This is the ruin tavern of the Magians, and in it are love-rebels (Rend is a difficult word to translate due to its multiple meanings) for God

Witnesses, Candles, Wine, Sugar, Reed and Beautiful Music (these needs to be taken symbolically for the most part)

Whatever that exists in the horizon is present there

Muslims, Armenians, Zoroastrians, Christrians and Jews

If you want to be allowed in the ruin of the Magian (divine wisdom)

Become a dust upon the feet of all of these people, so that you may reach the goal. (Zanjani, Barat. “Ahwal o Athar o SharH Makhzan ol_Asraar Nezami Ganjavi”, Tehran University Publications, 2005, pg 18)

Now this might be impossible for us average people, but as you can see, this is the mentality of Nezami.

However, you are correct, and I do not like politics. But Iran has done a completely horrible job (and we do not have a good regime) in trying to re-establish cultural contacts with Caucasus Azerbaijan/Sherwan. Although one cannot ignore pan-Turkist and Soviet obstacles placed on its path. Despite the fact that at least from Sherwanshah(900 A.D.) to Qajar, and in the Sassanid, Parthian times as well, this region has been connected to the rest of the Iranian world. On this note, I am upset, but until there is a good Iranian government, I do not think the average person like myself can do much.
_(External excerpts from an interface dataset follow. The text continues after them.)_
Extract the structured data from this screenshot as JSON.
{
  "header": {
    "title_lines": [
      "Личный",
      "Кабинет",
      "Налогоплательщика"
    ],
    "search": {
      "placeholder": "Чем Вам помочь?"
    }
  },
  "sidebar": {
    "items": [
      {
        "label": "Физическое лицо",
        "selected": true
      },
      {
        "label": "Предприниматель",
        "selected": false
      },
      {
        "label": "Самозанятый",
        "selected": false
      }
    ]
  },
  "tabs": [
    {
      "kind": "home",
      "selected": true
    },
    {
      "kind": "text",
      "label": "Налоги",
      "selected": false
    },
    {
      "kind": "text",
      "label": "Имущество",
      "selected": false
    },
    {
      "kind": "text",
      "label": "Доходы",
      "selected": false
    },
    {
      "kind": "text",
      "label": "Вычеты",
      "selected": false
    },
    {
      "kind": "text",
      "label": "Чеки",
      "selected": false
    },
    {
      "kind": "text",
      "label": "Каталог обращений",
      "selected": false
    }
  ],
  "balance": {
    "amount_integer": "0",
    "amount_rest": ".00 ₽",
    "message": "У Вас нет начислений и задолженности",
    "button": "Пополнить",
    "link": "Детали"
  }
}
However, even in Wikipedia, despite the fact that the Azerbaijani name for Nezami is anachronistic, I have not opposed it( I will only oppose it if there is an attempt to excise him of Persian culture). Or on Caucasian Albania, I was the only user that said it is okay. (I did not support it on Atropatene due to the article in Az Wikipedia). However, I am vehemently against assigning Nezami to anything but Persian literature (which is what he calls it) or downplaying his Persian cultural heritage (as just limited to "oh he happens to write in Persian" which ignores how he used the language and also the themes of his story being based in Persian culture). His influence in the region and on other literatures is noted.

Since wikipedia is not WP:forum, WP:soapbox, feel free to send me an email here: [10]. Usually, I do not like to violate WP:forum, but you were one of the few Caucasian Azerbaijanis I suprisingly did not see any hostility from. I did not mean to insult you by saying Azeris are Turks, I said that is currently the widespread belief and is reflected in some of the articles (I personally disagree with this definition however the rules are the rules). Just to summarize, literature templates are based on language (not region) (for example the Khorasani Hasan Oglu is included or Iraqi Fizuli). And it is better to use the widespread scholarly definitions on the type of literature a poet belongs too (when in doubt consult with the specialist sources in that area) or what a group is..even if we disagree with it . Thank you. --Khodabandeh14 (talk) 16:10, 9 September 2010 (UTC)


Medieval period is between 5th–15th century (see Middle Ages). Some of those poets should be moved to Modern or other group/section. Does Medieval have a different period in Caucasus/Middle East region? --Zyma (talk) 19:55, 3 March 2015 (UTC)